Ms. Betchart will discuss the political background of legislation for the protection of natural resources in Ecuador as well as a brief history of the indigenous movement. She will also explore the challenges of enforcing the protections that became part of the avant garde 2008 Ecuadoran constitution, including the Texaco case and the Yasuní-ITT Initiative to conserve natural resources.
Wednesday, May 7th, 7:00 PM
Downtown United Presbyterian Church
121 N. Fitzhugh St., Rochester, NY
Free and open to the public.
Wheelchair accessible and looped for those with hearing loss.
Truthout Wednesday, 25 September 2013 09:49 By Sally Burch, Truthout | Op-Ed

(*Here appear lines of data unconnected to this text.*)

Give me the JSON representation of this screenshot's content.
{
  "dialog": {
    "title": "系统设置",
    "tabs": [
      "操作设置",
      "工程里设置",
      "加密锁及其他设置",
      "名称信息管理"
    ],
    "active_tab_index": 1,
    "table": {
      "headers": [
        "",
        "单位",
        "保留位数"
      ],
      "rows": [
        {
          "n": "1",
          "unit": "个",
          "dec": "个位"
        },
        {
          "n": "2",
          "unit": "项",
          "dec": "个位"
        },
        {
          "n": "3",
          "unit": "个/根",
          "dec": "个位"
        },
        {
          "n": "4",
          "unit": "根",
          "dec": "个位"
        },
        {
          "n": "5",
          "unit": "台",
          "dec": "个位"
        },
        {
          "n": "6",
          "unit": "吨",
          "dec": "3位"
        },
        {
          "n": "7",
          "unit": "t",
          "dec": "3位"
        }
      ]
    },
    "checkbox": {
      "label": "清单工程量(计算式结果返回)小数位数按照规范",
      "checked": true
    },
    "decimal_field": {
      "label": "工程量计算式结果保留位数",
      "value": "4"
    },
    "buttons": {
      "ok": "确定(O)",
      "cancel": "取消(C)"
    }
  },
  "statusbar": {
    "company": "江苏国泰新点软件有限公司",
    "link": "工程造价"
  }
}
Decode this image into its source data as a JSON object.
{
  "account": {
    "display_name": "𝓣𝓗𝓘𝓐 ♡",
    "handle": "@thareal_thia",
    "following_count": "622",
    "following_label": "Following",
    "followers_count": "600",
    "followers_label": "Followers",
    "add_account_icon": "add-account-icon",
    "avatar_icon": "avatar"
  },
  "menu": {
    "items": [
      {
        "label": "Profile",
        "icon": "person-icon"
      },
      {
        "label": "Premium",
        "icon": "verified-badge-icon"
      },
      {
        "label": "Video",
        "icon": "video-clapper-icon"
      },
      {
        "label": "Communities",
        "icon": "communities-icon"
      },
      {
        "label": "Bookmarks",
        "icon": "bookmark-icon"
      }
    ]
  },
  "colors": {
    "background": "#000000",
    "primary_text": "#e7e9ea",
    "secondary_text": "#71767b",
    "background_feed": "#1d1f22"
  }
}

Ecuador’s president has launched a call for people around the world to boycott Chevron products, in rejection of the company’s evasion of responsibility for oil contamination in the Amazon basin. In recent months, Chevron has targeted Ecuador with a barrage of defamatory publicity questioning the country’s legal system, in an attempt to elude the sentence under which it is ordered to pay out almost $19 billion to clean up the area and provide health care and clean drinking water for the affected population.
Ecuador’s campaign titled, “The dirty hand of Chevron,” was presented by President Rafael Correa on September 17, in a visit to a contaminated pit near the Aguarico 4 oil well, operated decades ago by Texaco. The company, which merged with Chevron in 2001, left behind almost one thousand of these pits over three decades of oil exploitation in the Amazon rainforest (1964-1992), covering an area of more than a million acres, where an estimated 18 billion gallons of water, contaminated with oil, has continued to seep from unprotected pits or to overspill during heavy rains. The seepage has contaminated the streams and rivers used by the local population for drinking water, destroyed wildlife and negatively affected agriculture.
Correa estimated the damage to be far greater than either the Exxon Valdez Alaska oil spill or the Mexican Gulf BP spill. “This is one of humanity’s most serious disasters,” he announced.